··· DATA EXTRACTS

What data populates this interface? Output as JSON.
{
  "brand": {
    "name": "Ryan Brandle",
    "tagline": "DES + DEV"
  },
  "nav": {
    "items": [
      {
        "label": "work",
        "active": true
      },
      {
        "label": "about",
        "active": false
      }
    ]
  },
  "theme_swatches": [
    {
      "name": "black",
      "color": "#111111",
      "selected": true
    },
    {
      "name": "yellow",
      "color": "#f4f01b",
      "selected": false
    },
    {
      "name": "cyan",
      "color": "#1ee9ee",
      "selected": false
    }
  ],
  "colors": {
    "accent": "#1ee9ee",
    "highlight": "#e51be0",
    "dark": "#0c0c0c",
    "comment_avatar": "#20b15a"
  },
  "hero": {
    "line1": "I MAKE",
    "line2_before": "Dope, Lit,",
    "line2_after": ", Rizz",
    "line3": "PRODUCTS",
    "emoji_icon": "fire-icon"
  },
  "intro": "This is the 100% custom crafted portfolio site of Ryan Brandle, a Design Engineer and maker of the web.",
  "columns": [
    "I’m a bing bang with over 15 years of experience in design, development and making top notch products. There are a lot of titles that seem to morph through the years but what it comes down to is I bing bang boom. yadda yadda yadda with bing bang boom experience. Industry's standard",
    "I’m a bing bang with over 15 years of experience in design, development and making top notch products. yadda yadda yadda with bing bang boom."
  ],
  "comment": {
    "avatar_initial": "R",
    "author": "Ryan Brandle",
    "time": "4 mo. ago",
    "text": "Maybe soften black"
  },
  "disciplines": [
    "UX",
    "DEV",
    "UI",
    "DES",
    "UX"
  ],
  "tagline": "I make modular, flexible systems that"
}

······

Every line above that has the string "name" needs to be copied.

    "name": "Ryan Brandle",
      "name": "black",
      "name": "yellow",
      "name": "cyan",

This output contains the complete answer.